Anyway, the US has no obvious means to stop an oil-for-gold transaction, since America’s most effective sanctions utilize its domination of the international financial system. And what transactions are left to penalize? Ben Cahill of the Center for Strategic and International Studies observed: "It’s almost become like a whack-a-mole situation where every time an illicit transaction comes up involving Venezuela, the US government tries to put sanctions on it. But there are diminishing returns. We’re running out of entities to sanction."
Of course, the world will benefit when the oppressive regimes in both Caracas and Tehran pass away. Most important, they abuse their own people. However, Washington has done much to stoke hostility in both capitals, having promoted coups, threatened military action, and promoted regime change. US policy effectively encouraged the two pariah regimes to cooperate.
This is not the first or most serious example of the "enemy of my enemy" phenomenon at work-which also includes Cuba, the recipient of some presumed free or deeply discounted oil from Venezuela.
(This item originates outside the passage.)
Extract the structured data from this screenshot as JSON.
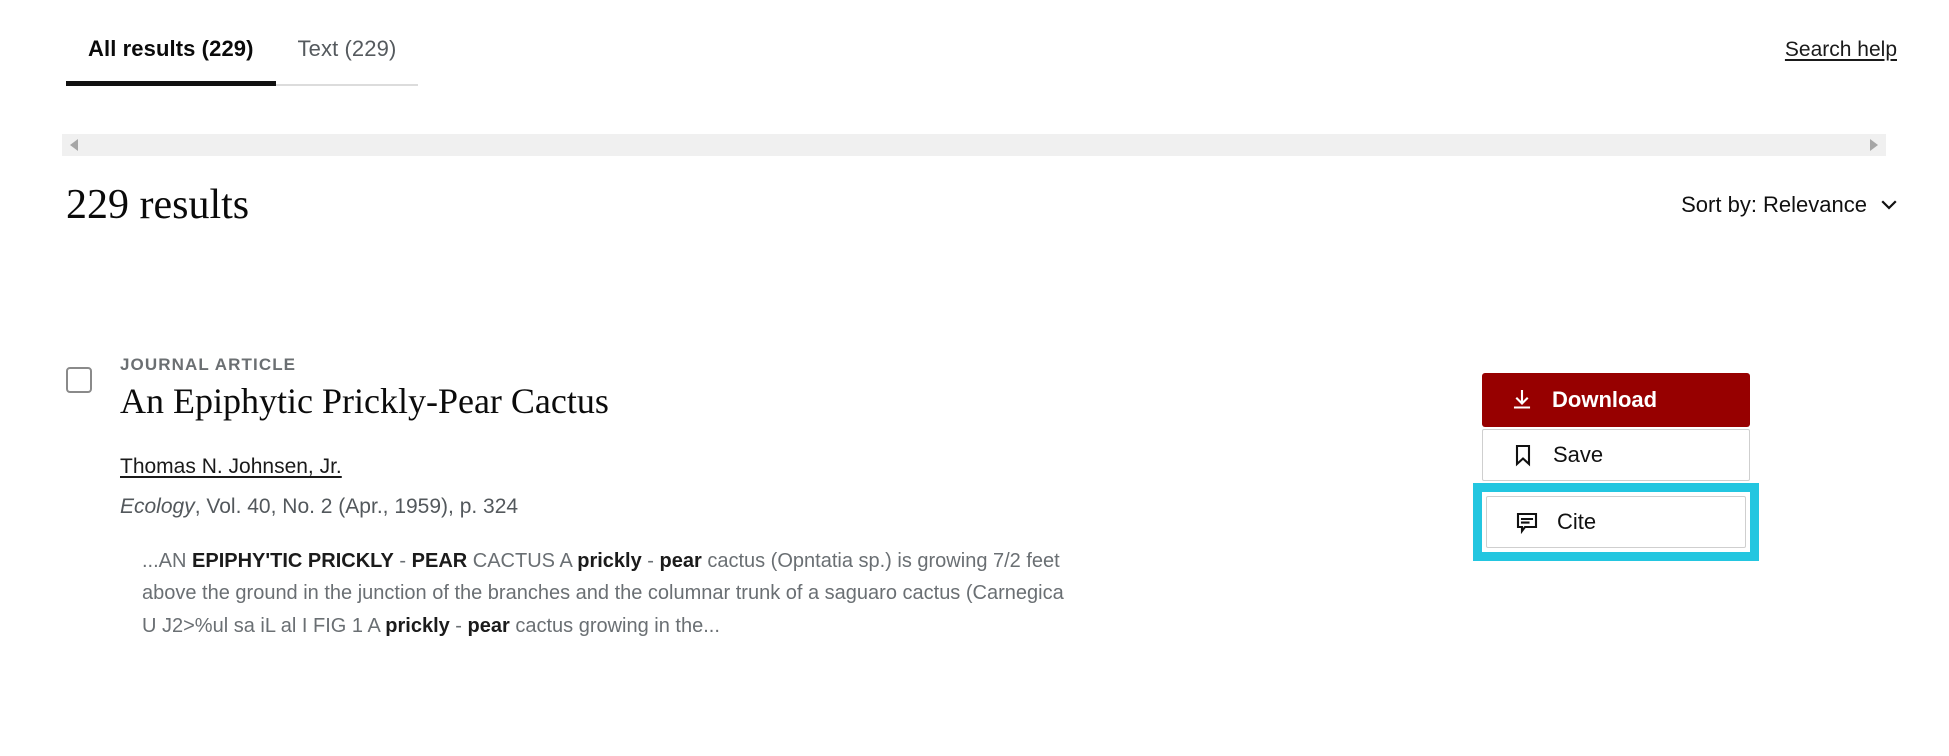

Washington’s confrontational policy toward both Russia and China has driven them together, making a far more serious combination. Yet Moscow traditionally has viewed itself as part of the West and increasingly is the junior partner in its cooperation with Beijing.
An even more important consequence of American hubris is Europe’s developing workaround to US sanctions on Iran. On financial issues, at least, the Trump administration is encouraging virtually the entire world to organize against America. US policymakers appear oblivious to the building resentment over their demand that the rest of the world kowtow or else face financial ruin. If the dollar loses its primacy, it is more likely to be due to political misjudgment than fiscal mismanagement, even though the latter is equally serious.
Washington’s sanctions policies against Iran and Venezuela have achieved little other than to impoverish the peoples of both nations. The governing elites appear to be getting along just fine. Similar has been the impact in Cuba, under an American economic embargo for six decades. And North Korea and Russia, as well. Now even beleaguered Iran is challenging the US in America’s own neighborhood, despite the sacred Monroe Doctrine. Observed economist Orlando Ochoa: "Iran is taking the bold move to show the world that they also have influence in an area the US considers its backyard."
It is time for Washington to de-escalate these disputes and look for political accommodations. Economic sanctions can be a useful tool but are best employed as part of a larger diplomatic campaign with international backing. As both Iran and Venezuela have dramatically demonstrated, unilateral sanctions rarely enable America to dictate to even the poorest state. Yet again the Trump administration has highlighted its arrogant impotence, embarrassing itself and America.
Doug Bandow is a Senior Fellow at the Cato Institute. A former Special Assistant to President Ronald Reagan, he is author of Foreign Follies: America’s New Global Empire.